What is Whole House Audio/Video?

Imagine having hi-fi music in every room of your home with nothing more than an elegant Wall-Mounted Keypad and virtually invisible in-wall or in-ceiling Speakers showing. This is the dream system of interior decorators and is typically only found in multi-million dollar homes. We can show you how this can be done in your home with your existing equipment and at a reasonable cost.

Whole house audio/video refers to a centralized audio/video system that pipes music and video/cable signals throughout the home. Because the system is centralized, the only components present in each room are speakers and TV screens. Control of the system is made through a handheld remote or wall mounted control panels. The centralized components can either be hidden away in a closet, or if you prefer, mounted in an impressive Rack System array in your living room. (Some systems may have additional VCRs and CD players located locally in various rooms for convenience. If correctly configured, these VCRs and CD players can be viewed or listened to in the room they are located as well as any other room.)

There are many ways of configuring a whole house A/V system. We will describe the basic methods below. Choose the method that best suits your requirements and budget.

Single Amplifier/Receiver Driving Speakers in Multiple Rooms

This is the simplest and lowest cost method. The output from a single amplifier or receiver is split amongst several rooms. All rooms will receive the same music. Volume Controls can be located in each room to adjust listening levels (or a centralized volume controller can be used if preferred). Whenever the output from a single amp/receiver is split between 2 or more speakers, an impedance matching system must be used. To control the master volume and source (CD, tuner, tape, etc.) from each room an Infrared (IR) Distribution system can be added.

Multiple Amplifiers/Receivers Sharing Sources

If different rooms need to listen to different sources at the same time, multiple amps/receivers are required. Use one amp/receiver for each listening (a zone refers to one or more rooms that listen to the same source simultaneously). The amp - receivers can be stacked together and the source inputs can be shared (ie. 1 CD, 1 tape, 1 DSS shared amongst 2 or more amp/receivers). To control the volume and source from each zone a zoned Infrared (IR) Distribution system can be added.

Purpose Made Multiple Zone Amplifier Systems

Many higher end amp/receivers now come with a built-in second discrete amplifier for a second zone. If your needs do not require more than 2 zones, this may be a cost effective solution. For a larger number of zones consider the NUVO 6-Source/6-Zone System which has six discrete amplifiers and a volume/source distribution system built-in.

What is Whole House Audio/Video?

Elements from the 3 methods described previously can be combined to customize the system for your requirements (eg. use a high power surround sound receiver for your home theater zone 1, add the NUVO 6-Source/6-Zone System system for the other listening areas).

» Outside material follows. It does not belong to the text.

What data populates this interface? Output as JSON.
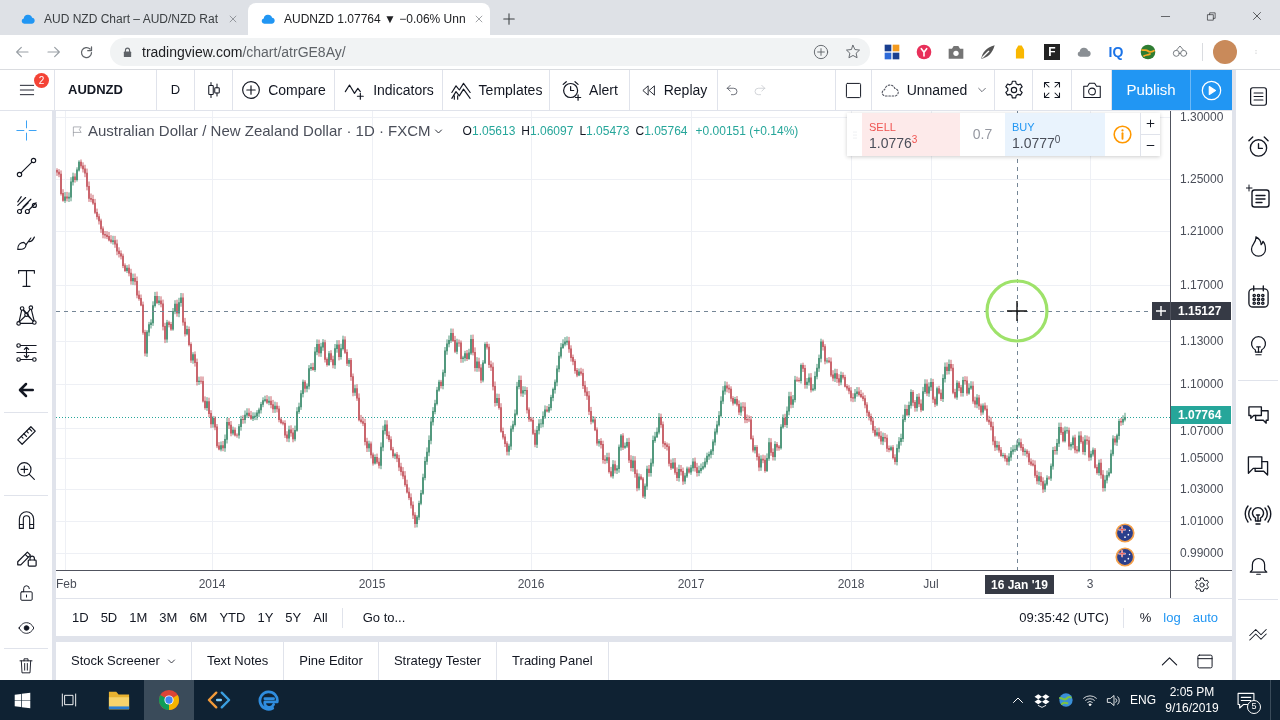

The key to a successful whole house A/V system is making it possible to control the centralized equipment from each remote listening location. Without this you will have to run back to the equipment closet everytime you want to adjust the volume or change source. With the systems below, you can use remotes in each listening location to transmit commands back to the A/V equipment, just as if you were standing in front of the A/V equipment. There are several ways that this can be done:

Wireless RF - For Single Zone Systems

The easiest and lowest cost solution is to use wireless RF control systems. This can be done using the 8210 Powermid or 8220A IR Remote Extender. These devices convert IR signals to RF that transmit through walls back to your equipment. These devices can typically only be used for single zone systems.

Coax Video Signal Transmission

If the coax video transmission system to your TVs is laid out in the same pattern as your A/V zoning, you can use this same cable to transmit IR commands back to your system. You must have a coax cable system that is home run back to the A/V equipment location to do this. See 8195 IR Signal Coax Splitter/Injector, 8197 Xtralink 2, and 7717 Multiroom Video Distribution System. This method provides zoning capability and has better signal reliability than the RF method.

Hardwired Signal Transmission

This is the preferred method for new construction and retrofitting if it is possible to easily run Cable from each zone back to your equipment. Hardwired IR signal transmission provides the greatest system design flexibility and the greatest signal transmission reliability.

X10 and Home Automation Control

Computers, X10 Tabletop, Wallmount and Wireless RF transmitters can also be used to control A/V equipment. For more sophisticated control that can include macros, use an intelligent home automation controller. See 1132CUP PowerLinc Controller, 1350 HomeVision, or 1240 JDS TimeCommander/Stargate + 1232 IR Xpander for some of the home automation controllers and software that support IR A/V control.

The use of an intelligent home automation controller opens up many amazing possibilities. One touch can turn on a complex array of A/V equipment. You can simplify control of your equipment so that every member of your family can easily choose the music or video source they want without juggling a handful of remotes. Or, how about having music follow you around your home (as in Bill Gates home). Motion detectors can be used to automatically turn on music in different zones.